My philosophy and approach are more associative and Venn diagram-based, than an attempt to draw an obvious, overt link between image and text. I claim the artist’s right to be hazy in my intentions. Part of this is to save my own sanity, because when I set out to take pictures, I never know what I’ll end up with—the weather could change, the zoo could be closed, the film shop could ruin the roll of film. My goal is not to avoid or court accidents, but to move through them and make them work for me. It’s the same way I enter the process of writing a poem. At the inaugural Strange Pilgrims poetry reading in Austin, the poet Carrie Fountain read a poem about the realization that her two children would have a relationship as siblings that was apart from their individual relationships with her as their mother. With image and text, I can exert some control, but if I veer into over-determination, I risk forcing a connection that isn’t there, or worse, repeating the obvious. What I strive for in my work is room for possibilities, for connections and images and revelations to appear over time. There also must be space for readers to create their own relationship with the work. The closest I’d like to get is for my writing and my photographs to complement one another—to be attached by a cord of varying thicknesses and lengths. If either is forced into an explication of the other, something dies.
4. Who are some of your favorite poets? How do you see their aesthetics influencing your own?
It’s hard to say how the aesthetics of others influence my work. I read a lot—poetry, fiction, non-fiction—and I think that, in concert, what a person reads does end up, in some way, obviously or not, affecting either the work on the page, the writer’s approach to the work, or some combination of the two. Our brains, being the plastic things they are, love to soak up information. When reading it’s not a bad idea to note things you might like to try in your own work—turns of mind, form, approach—if only to figure out how they can work for you, or if they work for you. Overall, some of my long-term favorite poets (and a favorite poem), the ones I can’t shake, are Sylvia Plath (“Berck-Plage”), Anne Sexton (“Three Green Windows”), William Carlos Williams (“Spring and All”), and Robert Penn Warren (“Audubon: A Vision”).

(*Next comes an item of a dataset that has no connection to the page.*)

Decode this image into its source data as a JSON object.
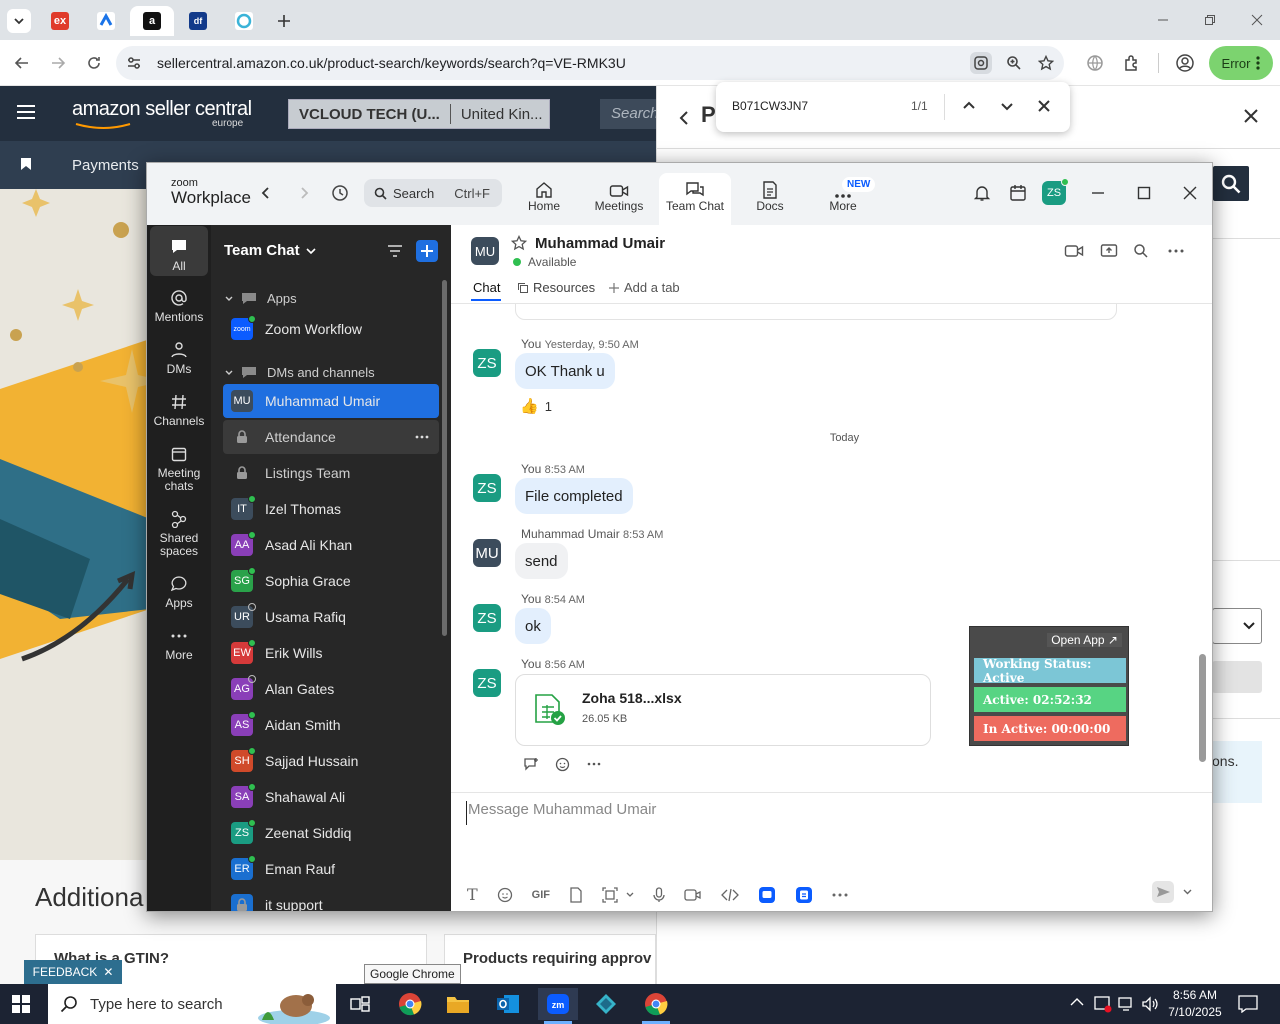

Collarbone broken & then I am pushed
Hard off the boat. This is America.
If entry is not desired, take that door away.
You want to say I deserved it

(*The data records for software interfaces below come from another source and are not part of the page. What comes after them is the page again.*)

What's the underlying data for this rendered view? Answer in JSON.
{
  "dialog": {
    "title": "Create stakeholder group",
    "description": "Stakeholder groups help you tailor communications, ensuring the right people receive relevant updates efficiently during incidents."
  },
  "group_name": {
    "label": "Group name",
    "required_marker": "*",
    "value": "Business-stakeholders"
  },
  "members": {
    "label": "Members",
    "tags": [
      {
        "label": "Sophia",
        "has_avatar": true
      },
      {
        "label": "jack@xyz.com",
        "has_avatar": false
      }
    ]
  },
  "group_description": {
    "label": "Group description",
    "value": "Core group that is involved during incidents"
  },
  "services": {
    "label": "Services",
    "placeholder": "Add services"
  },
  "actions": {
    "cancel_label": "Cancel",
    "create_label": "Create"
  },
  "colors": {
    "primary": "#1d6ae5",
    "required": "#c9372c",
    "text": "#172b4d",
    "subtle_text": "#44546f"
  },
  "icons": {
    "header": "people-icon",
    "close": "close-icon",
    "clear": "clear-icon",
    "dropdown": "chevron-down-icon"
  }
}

Which is often what people think
When force is brought against a woman’s
Smaller frame. Diplomatic, I desire little
Cows in a range of shapes:
Miniature but representative

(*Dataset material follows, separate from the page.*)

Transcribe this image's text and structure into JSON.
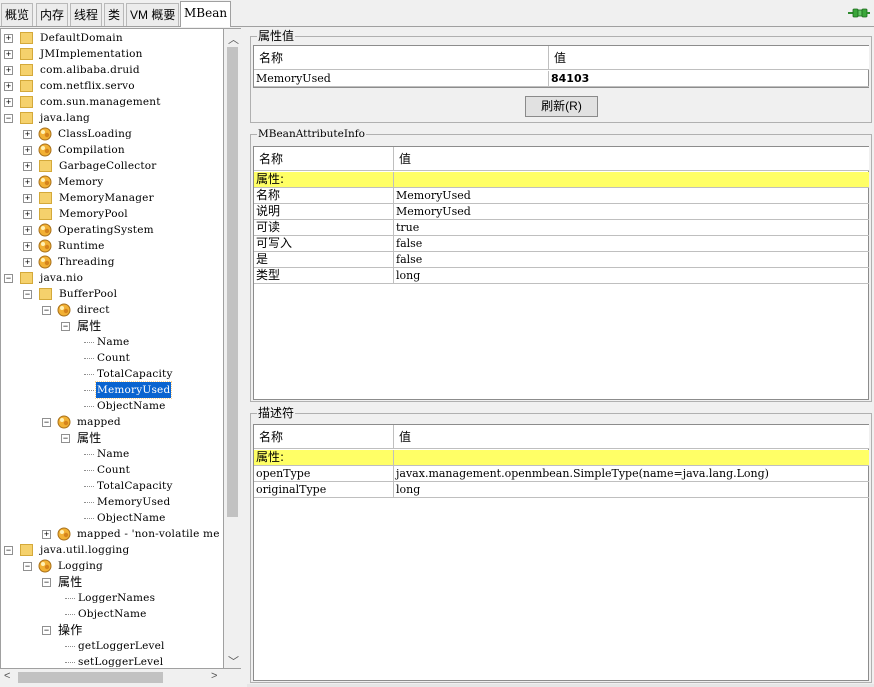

Lowing in a field outside Hershey, PA.
Faint purple smudges under his dark eyes.
Sound of a dog’s feet in the grass.
This is Humbert, taping a note to Rita’s belly.
Bioluminescence of the highway at night,
What is America?
Four years later she listens to the mixtape
In the parking lot at Snuffer’s Restaurant and Bar:
Girl, don’t go away mad. Girl, just go away.
Inside I pin my hair up & the bartender
Turns & says to my boyfriend, Oh, now I see.
Texas in winter is a silver caul stretched
Thin and babies born into not enough
Jobs not enough medicine not enough water.
Laurie Saurborn Young is the author of Carnavoria (2012) and a limited-edition chapbook, Patriot (2013). Winner of an NEA fellowship in poetry, Saurborn Young currently lives in Austin, Texas.
Kerry Dowd is a recent high school graduate who plans to attend the New School this fall.